This sign has been installed at the entry points to self-contained (cul-de-sac) housing estates where a 30 km/h speed limit is being implemented and a ‘Slow Zone’ is being created in the city. Please note that it is Dublin City Councils policy not to erect repeater signs, as this will lead to a proliferation of signage throughout the city.
The awarding of a new maintenance contract in 2019, has enabled an ongoing programme of de-cluttering works that led to the removal of 600 vacant sign poles last year (2021), and another 250 vacant poles this year (2022).
There is also an ongoing programme for the removal of illegal Fingerpost signage in the City.”
I was disappointed with this response for I felt it read like an explanation why the City Council insists on the erection of such signage, as opposed to detailing why or how the amount or volume of existing signage, plastic bollards and other paraphernalia could be reduced. I will not be deterred in trying to get agreement from Council management to properly remove and therefore reduce the level of clutter on our streetscape.
Separately, as Chair of the Dublin Central Area Committee, I have been liaising with officials in the Area Office to advance proposals for a pilot decluttering scheme in Stoneybatter, specifically along Manor Street. Late last year, the Committee agreed a motion put forward by Cllr. Costello to tackle the number of poles and signage in place along a specific stretch of Manor Street. In order to deliver on the objectives by the Councillor, I committed to putting in place a Working Group to focus on removing as much unnecessary street poles, signs, etc along the whole length of Manor Street. As part of the #DublinCentral Discretionary Allocation 2022, we have set aside €15,000 to advance this work. It is my hope, that if we can make substantial progress with this pilot scheme, a similar initiative will be backed by the Council Executive for implementation across the City Centre.
Tackling this issue, for me, is a central aspect of what I believe we need to do to ‘Clean up Dublin’.
Arbour Hill, Ballybough, Broadstone, Church Street, City Centre, Clonliffe Road, Constitution Hill, Drumcondra, Dublin City Council, East Wall, environment, Fine Gael, Grangegorman, Infirmary Road, Markets, Montpelier, North Circular Road, North Strand, North Wall, Quays, Rathdown Road, Sean McDermott Street, Smithfield, Stoneybatter, Summerhill, Urban Form

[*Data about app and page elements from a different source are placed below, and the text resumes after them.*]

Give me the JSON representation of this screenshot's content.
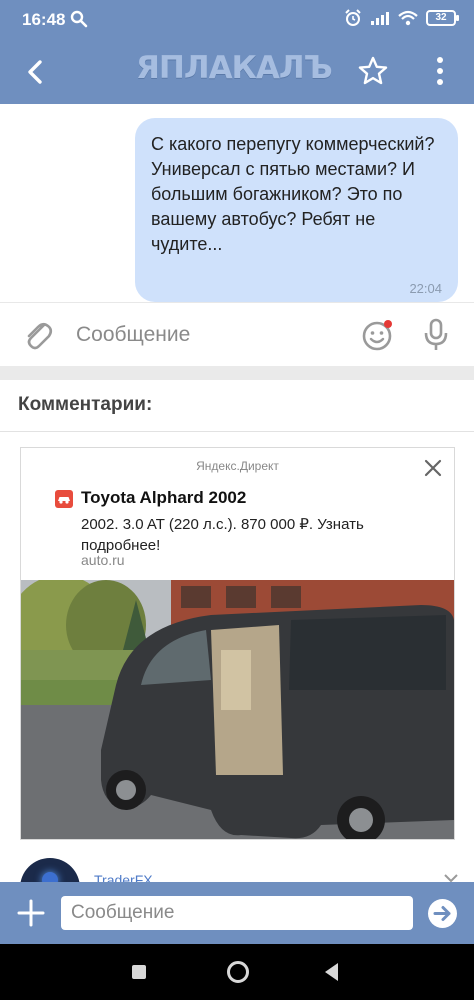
{
  "status_bar": {
    "time": "16:48",
    "battery": "32",
    "icons": [
      "search-icon",
      "alarm-icon",
      "signal-icon",
      "wifi-icon",
      "battery-icon"
    ]
  },
  "app_bar": {
    "logo": "ЯПЛАКАЛЪ",
    "icons": [
      "back-arrow-icon",
      "star-icon",
      "more-vertical-icon"
    ]
  },
  "message": {
    "text": "С какого перепугу коммерческий? Универсал с пятью местами? И большим богажником? Это по вашему автобус? Ребят не чудите...",
    "time": "22:04"
  },
  "compose_top": {
    "placeholder": "Сообщение",
    "icons": [
      "attach-icon",
      "emoji-icon",
      "mic-icon"
    ]
  },
  "comments": {
    "heading": "Комментарии:"
  },
  "ad": {
    "source": "Яндекс.Директ",
    "title": "Toyota Alphard 2002",
    "description": "2002. 3.0 AT (220 л.с.). 870 000 ₽. Узнать подробнее!",
    "domain": "auto.ru"
  },
  "comment_preview": {
    "author": "TraderFX"
  },
  "bottom_bar": {
    "placeholder": "Сообщение",
    "icons": [
      "plus-icon",
      "send-icon"
    ]
  },
  "colors": {
    "bar": "#6f8fbf",
    "bubble": "#cfe1fb",
    "link": "#4f7bc8"
  }
}
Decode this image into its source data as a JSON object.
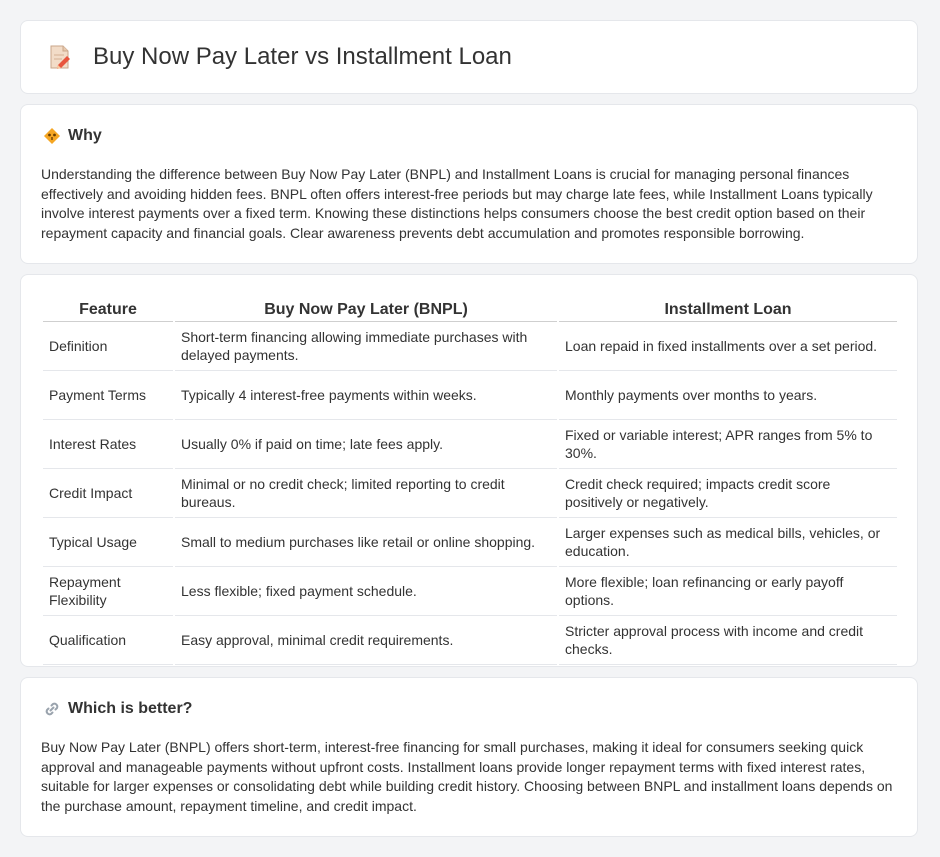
{
  "header": {
    "title": "Buy Now Pay Later vs Installment Loan",
    "icon": "document-pencil-icon"
  },
  "why": {
    "heading": "Why",
    "icon": "diamond-warning-icon",
    "body": "Understanding the difference between Buy Now Pay Later (BNPL) and Installment Loans is crucial for managing personal finances effectively and avoiding hidden fees. BNPL often offers interest-free periods but may charge late fees, while Installment Loans typically involve interest payments over a fixed term. Knowing these distinctions helps consumers choose the best credit option based on their repayment capacity and financial goals. Clear awareness prevents debt accumulation and promotes responsible borrowing."
  },
  "table": {
    "headers": [
      "Feature",
      "Buy Now Pay Later (BNPL)",
      "Installment Loan"
    ],
    "rows": [
      [
        "Definition",
        "Short-term financing allowing immediate purchases with delayed payments.",
        "Loan repaid in fixed installments over a set period."
      ],
      [
        "Payment Terms",
        "Typically 4 interest-free payments within weeks.",
        "Monthly payments over months to years."
      ],
      [
        "Interest Rates",
        "Usually 0% if paid on time; late fees apply.",
        "Fixed or variable interest; APR ranges from 5% to 30%."
      ],
      [
        "Credit Impact",
        "Minimal or no credit check; limited reporting to credit bureaus.",
        "Credit check required; impacts credit score positively or negatively."
      ],
      [
        "Typical Usage",
        "Small to medium purchases like retail or online shopping.",
        "Larger expenses such as medical bills, vehicles, or education."
      ],
      [
        "Repayment Flexibility",
        "Less flexible; fixed payment schedule.",
        "More flexible; loan refinancing or early payoff options."
      ],
      [
        "Qualification",
        "Easy approval, minimal credit requirements.",
        "Stricter approval process with income and credit checks."
      ]
    ]
  },
  "better": {
    "heading": "Which is better?",
    "icon": "link-icon",
    "body": "Buy Now Pay Later (BNPL) offers short-term, interest-free financing for small purchases, making it ideal for consumers seeking quick approval and manageable payments without upfront costs. Installment loans provide longer repayment terms with fixed interest rates, suitable for larger expenses or consolidating debt while building credit history. Choosing between BNPL and installment loans depends on the purchase amount, repayment timeline, and credit impact."
  }
}
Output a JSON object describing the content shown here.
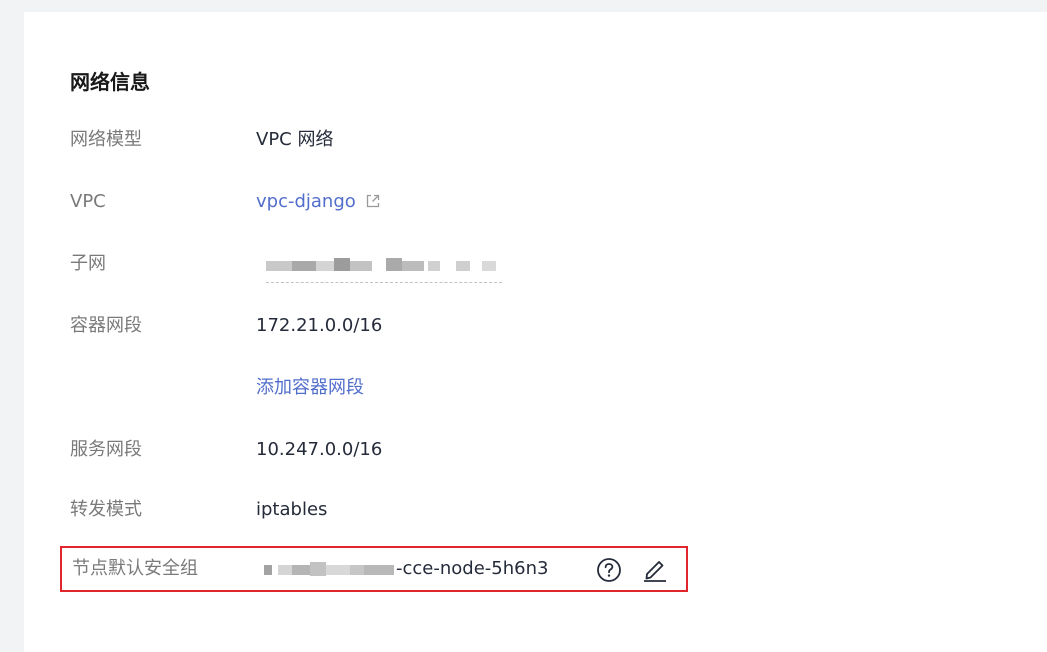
{
  "section": {
    "title": "网络信息"
  },
  "fields": {
    "network_model": {
      "label": "网络模型",
      "value": "VPC 网络"
    },
    "vpc": {
      "label": "VPC",
      "value": "vpc-django",
      "icon": "external-link-icon"
    },
    "subnet": {
      "label": "子网"
    },
    "container_cidr": {
      "label": "容器网段",
      "value": "172.21.0.0/16",
      "add_link": "添加容器网段"
    },
    "service_cidr": {
      "label": "服务网段",
      "value": "10.247.0.0/16"
    },
    "forward_mode": {
      "label": "转发模式",
      "value": "iptables"
    },
    "security_group": {
      "label": "节点默认安全组",
      "value_suffix": "-cce-node-5h6n3",
      "help_icon": "question-circle-icon",
      "edit_icon": "pencil-edit-icon"
    }
  },
  "colors": {
    "label": "#7a7a7a",
    "value": "#252b3a",
    "link": "#526ecc",
    "highlight_border": "#e0262b"
  }
}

Fine Gael Councillor - North Inner City
Chair, Urban Form & Planning Strategic Policy Committee